News from Aline:
George went and got himself a new puppy; his name is Kip. He's a pure bred Border collie, of course, 8 weeks old.
Looking forward to meeting you, Kip!
I never liked liver when I was growing up. We always had it the day a pig was slaughtered and it was always thoroughly cooked . . . I suppose it had to be . . . since nobody wanted to risk trichinosis.
Unfortunately, however, well-done liver, of any kind, always tastes bitter.
I don’t remember when I first discovered how delicious calves’ liver could be if you quickly fry it until it’s nicely browned but still slightly pink inside. And when you serve it with fried or grilled tomatoes and onions, well . . . !
CALVES’ LIVER with FRESH SAGE and GRAPEFRUIT
Based on Sal Gilbertie’s Kitchen Herbs: The Art and Enjoyment of Growing Herbs . . .
¾ pound calves’ liver, thinly sliced
½ cup milk
3 tbsp flour
Salt & pepper
2 tbsp butter
1 tbsp olive oil
14 fresh sage leaves
1/3 cup white wine or water
1 small onion, finely chopped
1 tbsp canola oil
2 frying pans
· Cut liver into strips about 1 inch wide.
· Soak liver in milk for 15 minutes.
· Peel and section the grapefruit, removing the membrane.
· Put flour in a plastic bag.

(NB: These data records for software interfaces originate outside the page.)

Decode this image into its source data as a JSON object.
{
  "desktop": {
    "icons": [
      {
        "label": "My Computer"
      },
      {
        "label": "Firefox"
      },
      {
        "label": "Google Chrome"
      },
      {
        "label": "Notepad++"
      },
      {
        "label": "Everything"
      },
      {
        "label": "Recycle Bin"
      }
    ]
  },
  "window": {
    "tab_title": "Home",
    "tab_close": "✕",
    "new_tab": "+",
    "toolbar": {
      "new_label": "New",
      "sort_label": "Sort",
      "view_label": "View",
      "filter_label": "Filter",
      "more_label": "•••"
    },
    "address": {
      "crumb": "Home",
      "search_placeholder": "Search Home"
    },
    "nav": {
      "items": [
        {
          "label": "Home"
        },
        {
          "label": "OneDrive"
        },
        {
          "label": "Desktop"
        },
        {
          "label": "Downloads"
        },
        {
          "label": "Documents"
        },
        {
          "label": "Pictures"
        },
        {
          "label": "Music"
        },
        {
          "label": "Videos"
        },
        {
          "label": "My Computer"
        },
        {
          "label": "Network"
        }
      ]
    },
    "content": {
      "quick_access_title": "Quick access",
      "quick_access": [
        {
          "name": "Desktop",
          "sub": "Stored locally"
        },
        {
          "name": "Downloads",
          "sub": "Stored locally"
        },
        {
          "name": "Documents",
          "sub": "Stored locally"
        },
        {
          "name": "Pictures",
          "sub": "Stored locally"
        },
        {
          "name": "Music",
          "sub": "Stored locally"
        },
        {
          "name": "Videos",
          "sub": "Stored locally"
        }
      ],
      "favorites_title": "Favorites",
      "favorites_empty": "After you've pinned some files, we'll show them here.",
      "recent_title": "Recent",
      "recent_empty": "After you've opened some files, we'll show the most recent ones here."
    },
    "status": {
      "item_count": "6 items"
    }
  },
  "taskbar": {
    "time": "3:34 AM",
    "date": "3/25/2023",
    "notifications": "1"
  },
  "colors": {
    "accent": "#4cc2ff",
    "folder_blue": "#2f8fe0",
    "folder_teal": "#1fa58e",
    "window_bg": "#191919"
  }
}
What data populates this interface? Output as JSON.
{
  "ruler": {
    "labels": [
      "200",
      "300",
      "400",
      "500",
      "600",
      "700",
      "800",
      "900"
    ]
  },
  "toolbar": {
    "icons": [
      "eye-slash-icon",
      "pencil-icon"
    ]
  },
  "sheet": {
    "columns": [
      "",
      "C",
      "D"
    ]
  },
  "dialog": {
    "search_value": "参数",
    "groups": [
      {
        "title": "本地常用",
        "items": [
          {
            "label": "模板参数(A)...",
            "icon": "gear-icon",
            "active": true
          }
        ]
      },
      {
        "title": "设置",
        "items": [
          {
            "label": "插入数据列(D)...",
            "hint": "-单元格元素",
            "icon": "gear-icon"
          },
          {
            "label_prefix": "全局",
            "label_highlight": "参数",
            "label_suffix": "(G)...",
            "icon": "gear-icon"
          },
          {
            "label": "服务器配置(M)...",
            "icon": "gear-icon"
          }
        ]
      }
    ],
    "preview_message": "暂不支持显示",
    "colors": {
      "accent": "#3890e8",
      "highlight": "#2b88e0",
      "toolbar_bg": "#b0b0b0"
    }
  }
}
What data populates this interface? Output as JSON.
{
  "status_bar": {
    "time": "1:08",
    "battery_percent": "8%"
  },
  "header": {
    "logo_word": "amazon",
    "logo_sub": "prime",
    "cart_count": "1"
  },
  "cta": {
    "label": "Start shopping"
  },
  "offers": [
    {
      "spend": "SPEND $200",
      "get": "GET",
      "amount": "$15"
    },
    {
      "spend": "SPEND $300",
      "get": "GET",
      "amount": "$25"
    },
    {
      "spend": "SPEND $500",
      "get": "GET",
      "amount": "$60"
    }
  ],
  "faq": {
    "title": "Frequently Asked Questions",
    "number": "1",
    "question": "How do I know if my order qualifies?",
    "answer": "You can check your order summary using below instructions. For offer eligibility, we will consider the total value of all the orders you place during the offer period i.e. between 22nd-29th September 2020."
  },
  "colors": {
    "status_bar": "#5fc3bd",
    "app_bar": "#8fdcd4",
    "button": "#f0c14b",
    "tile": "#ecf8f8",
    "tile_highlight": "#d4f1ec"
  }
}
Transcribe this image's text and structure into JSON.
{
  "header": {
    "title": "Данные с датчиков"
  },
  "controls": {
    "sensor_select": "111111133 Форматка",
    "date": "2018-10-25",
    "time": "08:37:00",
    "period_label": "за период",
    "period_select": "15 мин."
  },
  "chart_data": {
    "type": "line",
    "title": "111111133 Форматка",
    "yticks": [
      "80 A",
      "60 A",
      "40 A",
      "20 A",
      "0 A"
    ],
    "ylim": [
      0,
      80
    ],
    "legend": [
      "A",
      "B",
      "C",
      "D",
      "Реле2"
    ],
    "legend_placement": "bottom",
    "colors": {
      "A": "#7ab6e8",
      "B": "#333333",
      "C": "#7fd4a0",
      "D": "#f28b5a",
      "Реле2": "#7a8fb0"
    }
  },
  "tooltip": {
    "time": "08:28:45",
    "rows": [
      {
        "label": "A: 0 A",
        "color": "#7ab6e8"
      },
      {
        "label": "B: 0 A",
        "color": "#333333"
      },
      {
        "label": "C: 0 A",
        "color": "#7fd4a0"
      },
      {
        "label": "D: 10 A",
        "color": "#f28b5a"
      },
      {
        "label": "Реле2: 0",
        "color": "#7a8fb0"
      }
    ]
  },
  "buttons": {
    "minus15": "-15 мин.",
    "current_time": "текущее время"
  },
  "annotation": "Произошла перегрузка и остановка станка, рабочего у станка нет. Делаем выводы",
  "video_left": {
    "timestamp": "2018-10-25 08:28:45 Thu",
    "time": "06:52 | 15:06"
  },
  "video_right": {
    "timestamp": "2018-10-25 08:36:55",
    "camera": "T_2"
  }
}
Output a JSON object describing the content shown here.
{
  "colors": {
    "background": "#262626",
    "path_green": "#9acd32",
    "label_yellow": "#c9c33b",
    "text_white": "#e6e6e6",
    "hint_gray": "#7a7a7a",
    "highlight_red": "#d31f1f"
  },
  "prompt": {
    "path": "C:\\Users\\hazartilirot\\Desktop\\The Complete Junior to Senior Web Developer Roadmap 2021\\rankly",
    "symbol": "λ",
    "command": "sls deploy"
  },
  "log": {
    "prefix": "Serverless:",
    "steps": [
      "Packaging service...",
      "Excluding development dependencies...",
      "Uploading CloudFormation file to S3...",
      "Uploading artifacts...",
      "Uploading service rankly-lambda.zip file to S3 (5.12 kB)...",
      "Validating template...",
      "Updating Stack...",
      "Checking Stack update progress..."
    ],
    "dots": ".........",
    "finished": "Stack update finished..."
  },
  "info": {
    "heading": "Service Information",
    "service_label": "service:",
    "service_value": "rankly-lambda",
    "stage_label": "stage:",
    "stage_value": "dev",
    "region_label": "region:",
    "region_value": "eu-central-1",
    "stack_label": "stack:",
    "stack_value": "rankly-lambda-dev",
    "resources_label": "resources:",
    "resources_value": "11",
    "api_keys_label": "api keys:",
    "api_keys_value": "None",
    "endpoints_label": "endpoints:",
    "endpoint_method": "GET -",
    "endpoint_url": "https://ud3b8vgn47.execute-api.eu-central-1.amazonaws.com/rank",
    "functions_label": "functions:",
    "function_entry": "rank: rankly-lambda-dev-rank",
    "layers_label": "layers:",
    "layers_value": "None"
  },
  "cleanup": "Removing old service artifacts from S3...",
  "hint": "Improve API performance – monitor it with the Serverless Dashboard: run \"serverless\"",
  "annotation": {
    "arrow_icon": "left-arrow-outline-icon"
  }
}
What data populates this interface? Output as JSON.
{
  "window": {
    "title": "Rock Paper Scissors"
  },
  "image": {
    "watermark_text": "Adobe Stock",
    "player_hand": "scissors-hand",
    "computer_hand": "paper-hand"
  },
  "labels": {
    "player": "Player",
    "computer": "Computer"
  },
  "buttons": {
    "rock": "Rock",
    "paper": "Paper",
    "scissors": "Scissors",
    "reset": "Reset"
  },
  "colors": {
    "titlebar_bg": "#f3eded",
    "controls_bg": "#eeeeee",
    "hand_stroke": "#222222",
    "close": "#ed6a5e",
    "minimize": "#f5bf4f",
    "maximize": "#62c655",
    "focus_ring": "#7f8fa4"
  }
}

· Drain liver and shake in the bag to coat with flour. Spread out on a plate and sprinkle with salt and pepper.
· Heat 1 tbsp canola oil over medium-high heat in the smaller frying pan.
· Start browning the onion in this pan.
· Heat 2 tbsp butter and 1 tbsp olive oil over high heat in your largest frying pan. Add liver strips and fry without turning for 2 minutes.
· Turn up heat to high under the onions if they are not browning quickly.
· Turn liver over, add sage leaves, and brown quickly for 2 minutes. (You may have to turn down the heat now.)
· Remove liver to serving platter. Add grapefruit to this frying pan, toss to brown, and then add the wine or water and stir.
· Pour sauce and grapefruit and onions over the liver and serve.
· Be sure to eat the sage. As Sal Gilbertie says, “The sautéed sage leaves become crisp and delicious.”